Nguyen Thi Cuc lost her legs in an accident caused by a UXO. Now unable to work, Cuc continues to live an active lifestyle and even won several medals during the province’s special olympics.
She has had a hard life, but now she looks relaxed and is able to teach courses on how to properly prepare sunflower and pumpkin seeds.
“Vietnamese people love these snacks, especially during Tet (lunar new year) or when they are receiving guests,” she says. “I don’t know why they are so popular, perhaps because they are delicious and they make interesting noises when you bite into their shells.”
This type of trip is known as responsible travel, which encourages travellers to participated in tour packages that are designed by companies to form responsible relationships with local communities. This new approach to tourism can help improve businesses incomes and create more jobs for people. The concept is new to Viet Nam.
Le Nguyen Travel is one the first companies that has implemented this new paradigm into their travel packages in Viet Nam. The company works with its Canadian counterpart, Cegep Marie Victoria Company, to recruit Canadian tourists to visit Hoi An. Participating travellers can stay up to one month in the area, where they will live together with the locals and volunteer in social programmes.
The tourists are able to help with household chores, study Vietnamese, and learn how to cook Vietnamese food. They can also help village elders and disabled residents and teach English to orphans.
With this package, travellers can visit Tra Que Village, which is famous for its vegetables, and Thanh Ha pottery village where they can learn how to make pottery.

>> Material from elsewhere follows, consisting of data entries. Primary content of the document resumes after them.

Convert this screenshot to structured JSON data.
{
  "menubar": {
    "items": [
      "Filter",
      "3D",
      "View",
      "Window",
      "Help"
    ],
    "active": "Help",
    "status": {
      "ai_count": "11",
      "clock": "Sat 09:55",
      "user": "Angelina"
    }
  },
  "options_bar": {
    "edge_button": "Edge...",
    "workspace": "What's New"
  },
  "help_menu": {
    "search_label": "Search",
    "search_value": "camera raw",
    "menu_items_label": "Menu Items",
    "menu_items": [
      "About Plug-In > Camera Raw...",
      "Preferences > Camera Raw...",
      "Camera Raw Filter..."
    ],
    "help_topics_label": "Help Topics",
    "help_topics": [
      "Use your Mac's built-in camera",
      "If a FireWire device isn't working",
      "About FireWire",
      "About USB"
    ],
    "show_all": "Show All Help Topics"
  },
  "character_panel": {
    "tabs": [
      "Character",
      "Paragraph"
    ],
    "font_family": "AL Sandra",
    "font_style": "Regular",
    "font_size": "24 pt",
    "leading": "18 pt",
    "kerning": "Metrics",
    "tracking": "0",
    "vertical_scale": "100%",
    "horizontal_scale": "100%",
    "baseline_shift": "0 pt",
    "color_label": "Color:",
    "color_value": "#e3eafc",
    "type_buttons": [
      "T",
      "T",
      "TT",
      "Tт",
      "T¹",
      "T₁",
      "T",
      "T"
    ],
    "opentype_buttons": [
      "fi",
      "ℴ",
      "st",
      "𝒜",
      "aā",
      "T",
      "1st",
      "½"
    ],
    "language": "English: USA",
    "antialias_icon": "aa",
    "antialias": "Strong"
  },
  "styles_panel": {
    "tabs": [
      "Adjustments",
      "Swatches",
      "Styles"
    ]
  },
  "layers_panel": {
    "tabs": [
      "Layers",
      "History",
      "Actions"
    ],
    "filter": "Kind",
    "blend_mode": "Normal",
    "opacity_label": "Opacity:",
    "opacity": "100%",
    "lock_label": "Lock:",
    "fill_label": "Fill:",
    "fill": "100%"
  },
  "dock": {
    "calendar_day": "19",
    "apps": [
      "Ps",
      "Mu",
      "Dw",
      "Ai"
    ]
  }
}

“I stayed at a house in Hoi An and I shared warm moments with the family when we cooked, ate and did house chores together,” says K Paul, who went on the package. “We really understood each other.”
“We didn’t use the air conditioner in order to save electricity and protect the environment,” Paul says. “Hoi An people are so nice and friendly and the life here is peaceful.”
According to Le Ho Phuoc Vinh, Le Nguyen Travel’s director, the three key components that play a central role in responsible travel are the local people, the tour operator and the travellers.
There are two essential aspects that responsible tourism utilises – environmental protection and socio-economic development. Both aspects are crucial to creating responsible and sustainable services that will employ large numbers of people without harming the environment.
A pilot project Responsible Travel in Viet Nam has been launched in co-operation with the Netherlands Development Organisation (SNV) and will last until December 2010.
“Visitors are now becoming more aware and concerned about other matters relating to tourism such as littering in public places and water and noise pollution,” says Phil Harman, senior advisor of SNV in Viet Nam. “About 97 per cent of tourists, when interviewed, said that they were willing to pay more for a responsible travel holiday that is environmentally conscious and brings about more benefits for needy local people.”
Someone may think travelling is all about enjoying yourself, but for me its about making a difference.
Before leaving Quang Tri, we spent the morning planting trees. Looking at the saplings, I felt satisfied with my trip and I hope one day to come back and see how much growth has taken place in the area. — VNS by Minh Thu